The uncorrelated impulse picture of the WNA is an intuitive estimate for the classical band profile $\tilde{C}_{{\mbox{\tiny E}}}(\omega)$. However, it gives little understanding in the quantum case. The quantum band profile expresses off-diagonal structure in the matrix $(\partial {\mathcal{H}} / \partial x)_{nm}$. The matrix elements are given in a hard-walled system by Eq.(C.2), the weighted overlap of eigenstates $n$ and $m$ on the boundary. Therefore a first approximation to the quantum band profile might be reached by assuming that the eigenstates are random sums of plane waves (Berry's postulate). Furthermore one could assume no correlations between states $n \neq m$. The number of independent $\lambda_{{\mbox{\tiny B}}}$-sized patches on the billiard surface is $N \sim k^{1-d}{\mathsf{A}}$, and these will add in a $N^{1/2}$ fashion because they are uncorrelated. Over each patch the typical squared eigenfunction normal derivative is $k^2/{\mathsf{V}}$. Combining with (2.48) and the fact that in $d$ dimensions the mean level spacing is $\Delta \sim \hbar k^{2-d} {\mathsf{V}}/m$ gives

\tilde{C}^{{\mbox{\tiny qm}}}_{{\mbox{\tiny E}}}(\omega)\; ...
...{\mbox{\tiny E}}}^3 \frac{1}{{\mathsf{V}}}\, {\mathsf{A}}D^2 ,
\end{displaymath} (3.13)

where $D$ is the typical value of $D{({\mathbf s})}$. Note that the predicted band profile is flat (independent of $\omega$) because the overlap of random waves on the boundary does not depend strongly on their wavenumber difference. Also note that $\hbar$ does not appear in this quantum estimate. The similarity to (3.12) is clear. Performing the above calculation more carefully with the correct prefactors (this lengthy result is derived in [46]) gives exactly (3.12). So, remarkably, a random wave estimate in quantum mechanics is equivalent to the WNA in classical mechanics, as far as the naive band profile prediction is concerned.

Figure: The WNA estimate compared to actual $\tilde{C}_{{\mbox{\tiny E}}}(\omega)$ power spectra for example `special' deformation types: DI (dilation), TX (translation) and RO (rotation). See Table 3.2 for definitions. The WNA fails to predict the vanishing in the small $\omega$ limit.

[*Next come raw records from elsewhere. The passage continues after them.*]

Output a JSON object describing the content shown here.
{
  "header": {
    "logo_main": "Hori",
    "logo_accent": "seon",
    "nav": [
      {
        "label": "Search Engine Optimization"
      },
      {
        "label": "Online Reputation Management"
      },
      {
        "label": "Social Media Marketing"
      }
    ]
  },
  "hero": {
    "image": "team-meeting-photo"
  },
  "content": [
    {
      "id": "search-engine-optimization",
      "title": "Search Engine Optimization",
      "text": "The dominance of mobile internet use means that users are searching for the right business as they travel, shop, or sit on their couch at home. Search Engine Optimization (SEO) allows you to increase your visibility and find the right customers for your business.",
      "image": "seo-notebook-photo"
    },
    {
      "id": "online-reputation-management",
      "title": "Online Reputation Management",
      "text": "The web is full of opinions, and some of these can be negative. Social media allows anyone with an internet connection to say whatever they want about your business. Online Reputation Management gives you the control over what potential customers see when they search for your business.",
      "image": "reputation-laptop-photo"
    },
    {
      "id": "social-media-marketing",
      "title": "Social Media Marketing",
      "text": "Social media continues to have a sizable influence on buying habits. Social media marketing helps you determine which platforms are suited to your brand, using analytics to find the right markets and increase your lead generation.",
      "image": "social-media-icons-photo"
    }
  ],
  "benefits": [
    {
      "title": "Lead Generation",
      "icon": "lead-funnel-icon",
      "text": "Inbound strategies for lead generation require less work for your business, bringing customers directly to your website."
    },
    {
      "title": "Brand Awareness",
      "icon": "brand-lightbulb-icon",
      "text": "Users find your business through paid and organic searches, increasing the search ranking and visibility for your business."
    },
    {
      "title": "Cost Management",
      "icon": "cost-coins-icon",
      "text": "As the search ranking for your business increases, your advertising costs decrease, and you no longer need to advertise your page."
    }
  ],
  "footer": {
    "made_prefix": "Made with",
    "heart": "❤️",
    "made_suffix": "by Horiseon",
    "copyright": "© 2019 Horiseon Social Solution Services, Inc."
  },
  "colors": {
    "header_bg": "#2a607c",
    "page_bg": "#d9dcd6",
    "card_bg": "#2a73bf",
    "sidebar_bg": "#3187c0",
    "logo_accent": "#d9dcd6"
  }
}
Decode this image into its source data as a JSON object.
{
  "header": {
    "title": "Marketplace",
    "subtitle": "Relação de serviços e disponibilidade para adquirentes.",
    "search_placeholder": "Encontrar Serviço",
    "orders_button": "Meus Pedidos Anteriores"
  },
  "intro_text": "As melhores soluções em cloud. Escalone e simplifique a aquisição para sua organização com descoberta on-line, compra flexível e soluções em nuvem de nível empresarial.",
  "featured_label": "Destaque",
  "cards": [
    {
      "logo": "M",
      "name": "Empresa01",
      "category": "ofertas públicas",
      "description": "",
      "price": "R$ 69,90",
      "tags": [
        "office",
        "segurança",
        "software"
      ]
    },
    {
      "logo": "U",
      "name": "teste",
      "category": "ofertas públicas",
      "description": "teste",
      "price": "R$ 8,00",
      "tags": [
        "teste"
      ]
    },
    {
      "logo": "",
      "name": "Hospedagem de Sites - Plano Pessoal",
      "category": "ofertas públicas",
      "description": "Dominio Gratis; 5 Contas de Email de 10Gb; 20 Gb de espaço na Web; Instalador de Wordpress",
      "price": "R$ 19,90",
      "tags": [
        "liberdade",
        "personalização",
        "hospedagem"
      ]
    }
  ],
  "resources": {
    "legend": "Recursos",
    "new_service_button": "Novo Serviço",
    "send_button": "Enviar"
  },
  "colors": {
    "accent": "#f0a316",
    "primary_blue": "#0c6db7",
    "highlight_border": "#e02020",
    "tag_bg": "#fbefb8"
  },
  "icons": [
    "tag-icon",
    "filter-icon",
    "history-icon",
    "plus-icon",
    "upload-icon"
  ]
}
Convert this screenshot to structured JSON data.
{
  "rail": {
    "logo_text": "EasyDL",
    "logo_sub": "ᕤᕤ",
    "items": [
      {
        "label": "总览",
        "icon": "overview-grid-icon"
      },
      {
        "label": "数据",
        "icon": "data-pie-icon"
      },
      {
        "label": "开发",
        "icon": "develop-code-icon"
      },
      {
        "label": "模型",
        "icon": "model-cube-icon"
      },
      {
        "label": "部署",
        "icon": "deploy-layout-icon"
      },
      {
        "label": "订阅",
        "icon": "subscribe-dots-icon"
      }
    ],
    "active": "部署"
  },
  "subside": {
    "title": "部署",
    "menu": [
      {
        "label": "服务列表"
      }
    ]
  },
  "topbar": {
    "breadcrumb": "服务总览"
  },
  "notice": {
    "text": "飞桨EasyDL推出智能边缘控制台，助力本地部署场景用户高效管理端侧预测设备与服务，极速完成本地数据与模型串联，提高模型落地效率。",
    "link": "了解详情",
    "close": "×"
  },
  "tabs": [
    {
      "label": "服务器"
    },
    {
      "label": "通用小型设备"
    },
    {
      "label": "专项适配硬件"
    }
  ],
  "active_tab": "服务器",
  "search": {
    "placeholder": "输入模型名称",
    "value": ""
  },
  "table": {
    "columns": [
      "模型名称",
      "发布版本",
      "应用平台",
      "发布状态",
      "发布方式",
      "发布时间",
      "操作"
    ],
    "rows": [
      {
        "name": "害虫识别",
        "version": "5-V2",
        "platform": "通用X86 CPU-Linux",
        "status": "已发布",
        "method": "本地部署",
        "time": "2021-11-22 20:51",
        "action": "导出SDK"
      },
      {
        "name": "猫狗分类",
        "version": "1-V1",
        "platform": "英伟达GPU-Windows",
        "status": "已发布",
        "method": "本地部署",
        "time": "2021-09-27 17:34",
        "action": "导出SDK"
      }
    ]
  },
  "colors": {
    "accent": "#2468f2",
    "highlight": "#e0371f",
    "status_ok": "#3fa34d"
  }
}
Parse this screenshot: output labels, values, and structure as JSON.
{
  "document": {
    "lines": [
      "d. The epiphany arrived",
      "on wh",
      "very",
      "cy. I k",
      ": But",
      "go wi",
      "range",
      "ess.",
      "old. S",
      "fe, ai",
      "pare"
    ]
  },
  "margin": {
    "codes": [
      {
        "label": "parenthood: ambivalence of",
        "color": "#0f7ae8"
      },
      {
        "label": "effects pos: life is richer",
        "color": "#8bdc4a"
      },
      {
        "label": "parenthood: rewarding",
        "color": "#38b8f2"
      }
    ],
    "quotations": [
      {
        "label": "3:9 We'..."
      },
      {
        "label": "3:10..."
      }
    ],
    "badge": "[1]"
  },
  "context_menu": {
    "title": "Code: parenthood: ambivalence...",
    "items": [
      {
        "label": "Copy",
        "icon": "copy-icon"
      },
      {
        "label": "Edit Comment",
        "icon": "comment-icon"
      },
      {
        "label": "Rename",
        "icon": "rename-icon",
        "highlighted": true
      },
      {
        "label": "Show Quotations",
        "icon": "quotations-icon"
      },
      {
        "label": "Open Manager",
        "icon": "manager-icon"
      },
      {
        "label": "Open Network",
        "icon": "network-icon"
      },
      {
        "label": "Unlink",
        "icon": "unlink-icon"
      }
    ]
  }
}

Figure 3.6: Similar to Fig. 3.5 except a log-log plot. This demonstrates the special deformation power laws. The two dotted lines show $\omega^2$ and $\omega^4$ frequency dependence, for purposes of comparison. A non-special deformation (W2) is also shown to contrast its small-$\omega$ dependence. Estimation error here is 13% for W2 and RO, 20% for DI and TX.

Table 3.2: Key to the four `special' deformations in 2D. The unit vectors ${\mathbf e}_x$ and ${\mathbf e}_y$ are in the plane (see Fig. 1), and ${\mathbf e}_z$ is in the perpendicular direction. In the case of dilation and rotation ${\mathbf D}$ could be made unitless by dividing by a constant length.
key description deformation field
DI dilation about origin ${\mathbf D}({\mathbf r}) = {\mathbf r}$
TX $x$-translation ${\mathbf D}({\mathbf r}) = {\mathbf e}_x$
TY $y$-translation ${\mathbf D}({\mathbf r}) = {\mathbf e}_y$
RO rotation about origin ${\mathbf D}({\mathbf r}) = {\mathbf e}_z \times {\mathbf r}$

next up previous
Next: `Special' deformations Up: The white noise approximation Previous: The white noise approximation
Alex Barnett 2001-10-03